• [Problem to work on] Look through the material below for "true". Copy every line that contains it.

• [Records supplied]
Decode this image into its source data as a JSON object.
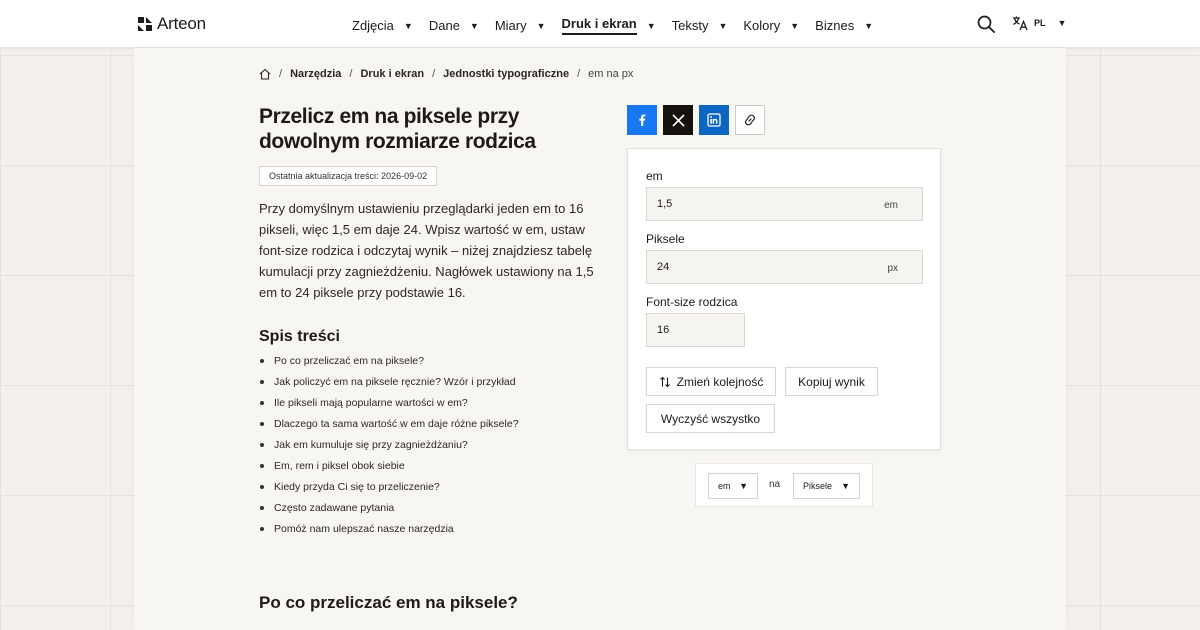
{
  "header": {
    "brand": "Arteon",
    "nav": [
      {
        "label": "Zdjęcia"
      },
      {
        "label": "Dane"
      },
      {
        "label": "Miary"
      },
      {
        "label": "Druk i ekran",
        "active": true
      },
      {
        "label": "Teksty"
      },
      {
        "label": "Kolory"
      },
      {
        "label": "Biznes"
      }
    ],
    "language": "PL"
  },
  "breadcrumb": {
    "items": [
      "Narzędzia",
      "Druk i ekran",
      "Jednostki typograficzne"
    ],
    "current": "em na px"
  },
  "article": {
    "title": "Przelicz em na piksele przy dowolnym rozmiarze rodzica",
    "updated": "Ostatnia aktualizacja treści: 2026-09-02",
    "intro": "Przy domyślnym ustawieniu przeglądarki jeden em to 16 pikseli, więc 1,5 em daje 24. Wpisz wartość w em, ustaw font-size rodzica i odczytaj wynik – niżej znajdziesz tabelę kumulacji przy zagnieżdżeniu. Nagłówek ustawiony na 1,5 em to 24 piksele przy podstawie 16.",
    "toc_title": "Spis treści",
    "toc": [
      "Po co przeliczać em na piksele?",
      "Jak policzyć em na piksele ręcznie? Wzór i przykład",
      "Ile pikseli mają popularne wartości w em?",
      "Dlaczego ta sama wartość w em daje różne piksele?",
      "Jak em kumuluje się przy zagnieżdżaniu?",
      "Em, rem i piksel obok siebie",
      "Kiedy przyda Ci się to przeliczenie?",
      "Często zadawane pytania",
      "Pomóż nam ulepszać nasze narzędzia"
    ],
    "section_title": "Po co przeliczać em na piksele?"
  },
  "converter": {
    "em_label": "em",
    "em_value": "1,5",
    "em_unit": "em",
    "px_label": "Piksele",
    "px_value": "24",
    "px_unit": "px",
    "parent_label": "Font-size rodzica",
    "parent_value": "16",
    "swap_label": "Zmień kolejność",
    "copy_label": "Kopiuj wynik",
    "clear_label": "Wyczyść wszystko"
  },
  "unit_selector": {
    "from": "em",
    "middle": "na",
    "to": "Piksele"
  },
  "colors": {
    "facebook": "#1877f2",
    "x": "#14110e",
    "linkedin": "#0a66c2"
  }
}
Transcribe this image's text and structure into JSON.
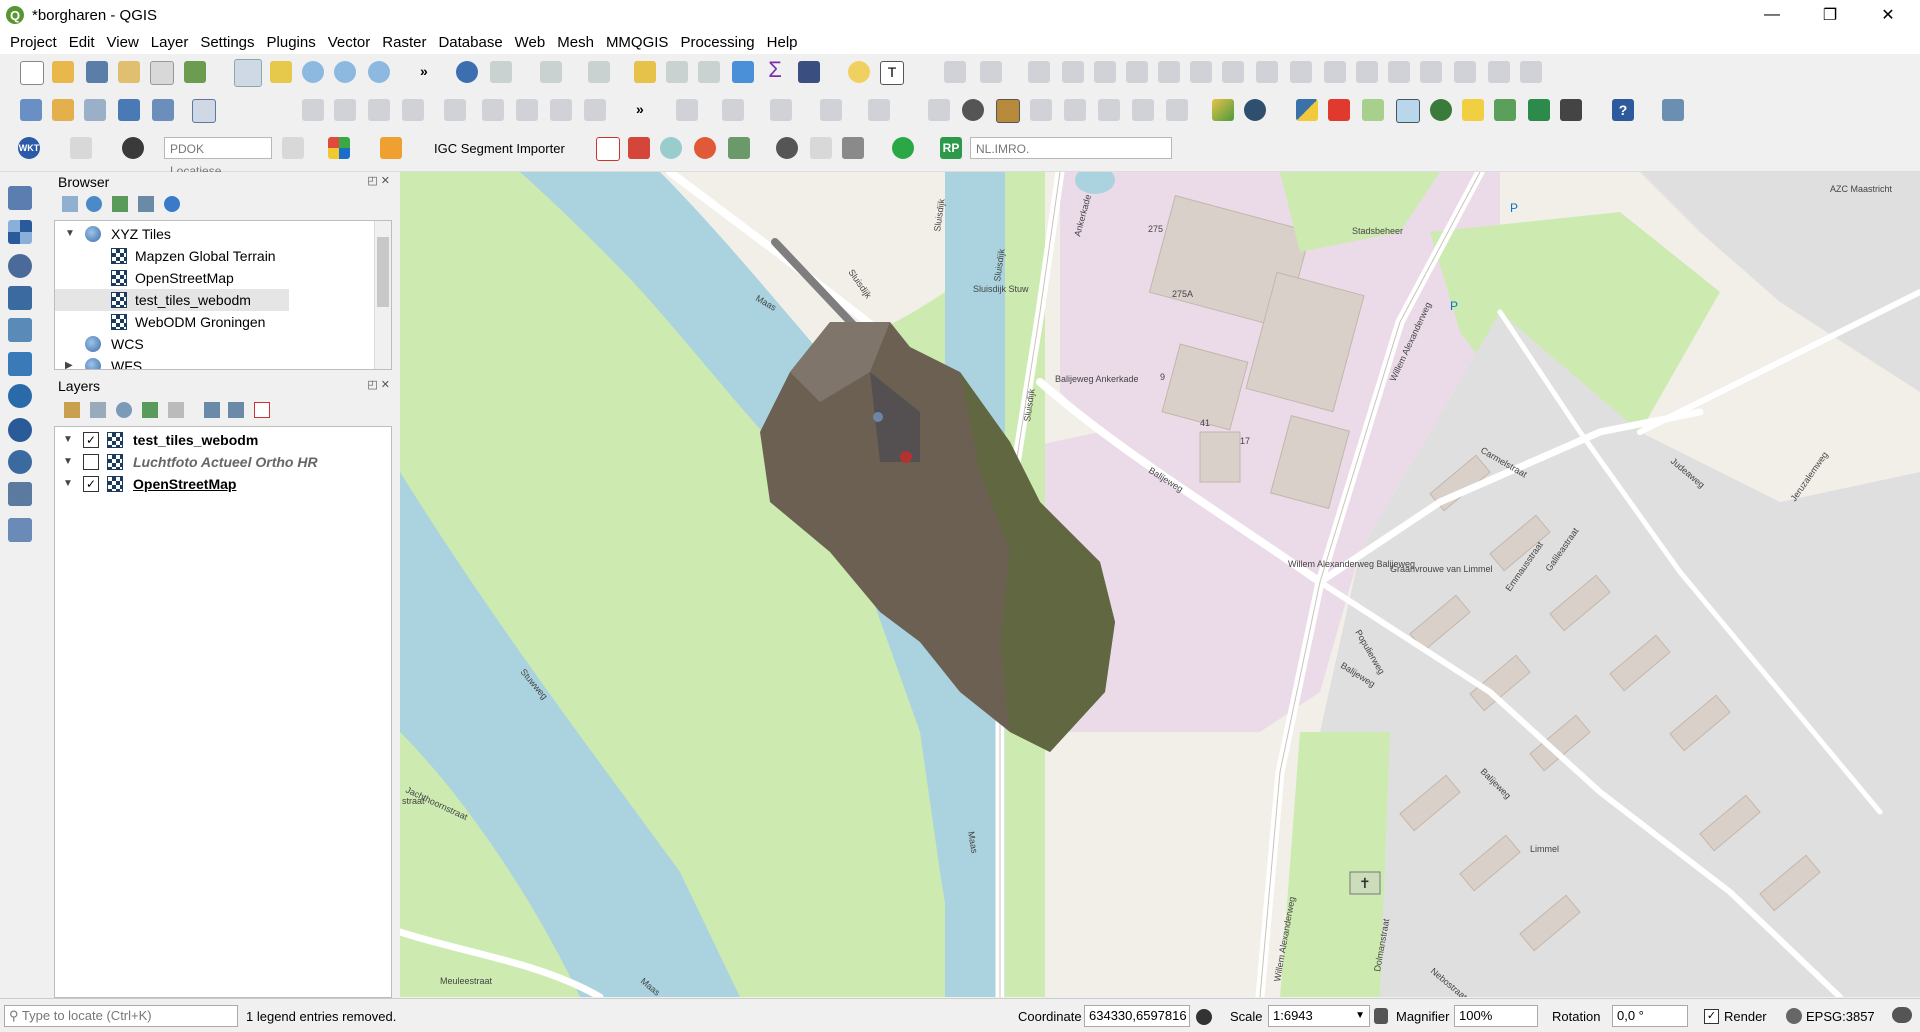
{
  "window": {
    "title": "*borgharen - QGIS",
    "minimize": "—",
    "maximize": "❐",
    "close": "✕"
  },
  "menu": [
    "Project",
    "Edit",
    "View",
    "Layer",
    "Settings",
    "Plugins",
    "Vector",
    "Raster",
    "Database",
    "Web",
    "Mesh",
    "MMQGIS",
    "Processing",
    "Help"
  ],
  "toolbar3": {
    "pdok_placeholder": "PDOK Locatiese...",
    "igc_label": "IGC Segment Importer",
    "rp_label": "RP",
    "imro_placeholder": "NL.IMRO."
  },
  "browser": {
    "title": "Browser",
    "items": [
      {
        "label": "XYZ Tiles",
        "expander": "▼",
        "icon": "globe-icon"
      },
      {
        "label": "Mapzen Global Terrain",
        "icon": "tiles-icon"
      },
      {
        "label": "OpenStreetMap",
        "icon": "tiles-icon"
      },
      {
        "label": "test_tiles_webodm",
        "icon": "tiles-icon",
        "selected": true
      },
      {
        "label": "WebODM Groningen",
        "icon": "tiles-icon"
      },
      {
        "label": "WCS",
        "icon": "globe-icon"
      },
      {
        "label": "WFS",
        "expander": "▶",
        "icon": "globe-icon"
      }
    ]
  },
  "layers": {
    "title": "Layers",
    "items": [
      {
        "label": "test_tiles_webodm",
        "checked": true,
        "style": "bold"
      },
      {
        "label": "Luchtfoto Actueel Ortho HR",
        "checked": false,
        "style": "italic"
      },
      {
        "label": "OpenStreetMap",
        "checked": true,
        "style": "bold-underline"
      }
    ]
  },
  "map_labels": {
    "stadsbeheer": "Stadsbeheer",
    "sluisdijk1": "Sluisdijk",
    "sluisdijk2": "Sluisdijk",
    "sluisdijk3": "Sluisdijk",
    "sluisdijk4": "Sluisdijk",
    "ankerkade": "Ankerkade",
    "willem1": "Willem Alexanderweg",
    "willem2": "Willem Alexanderweg",
    "balijeweg1": "Balijeweg",
    "balijeweg2": "Balijeweg",
    "balijeweg3": "Balijeweg",
    "maas1": "Maas",
    "maas2": "Maas",
    "maas3": "Maas",
    "judeaweg": "Judeaweg",
    "jeruzalemweg": "Jeruzalemweg",
    "carmelstraat": "Carmelstraat",
    "galileastraat": "Galileastraat",
    "emmausstraat": "Emmausstraat",
    "limmel": "Limmel",
    "populierweg": "Populierweg",
    "jachthoornstraat": "Jachthoornstraat",
    "meuleestraat": "Meuleestraat",
    "stuwweg": "Stuwweg",
    "azc": "AZC Maastricht",
    "graanvrouwe": "Graanvrouwe van Limmel",
    "nebostraat": "Nebostraat",
    "dolmanstraat": "Dolmanstraat",
    "sluis_stuw": "Sluisdijk Stuw",
    "balijeweg_ankerkade": "Balijeweg Ankerkade",
    "willem_bus": "Willem Alexanderweg Balijeweg",
    "straat": "straat",
    "n275": "275",
    "n275a": "275A",
    "n17": "17",
    "n41": "41",
    "n9": "9"
  },
  "status": {
    "locate_placeholder": "Type to locate (Ctrl+K)",
    "message": "1 legend entries removed.",
    "coordinate_label": "Coordinate",
    "coordinate_value": "634330,6597816",
    "scale_label": "Scale",
    "scale_value": "1:6943",
    "magnifier_label": "Magnifier",
    "magnifier_value": "100%",
    "rotation_label": "Rotation",
    "rotation_value": "0,0 °",
    "render_label": "Render",
    "render_checked": "✓",
    "crs": "EPSG:3857",
    "messages_icon": "speech-bubble-icon"
  },
  "colors": {
    "water": "#aad3df",
    "grass": "#cdebb0",
    "industrial": "#ebdbe8",
    "residential": "#e0dfdf",
    "building": "#d9d0c9",
    "road": "#ffffff",
    "highlight_row": "#e5e5e5"
  }
}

• [Answer to the problem]
        "active": true
        "selected": true
        "checked": true,
        "checked": true,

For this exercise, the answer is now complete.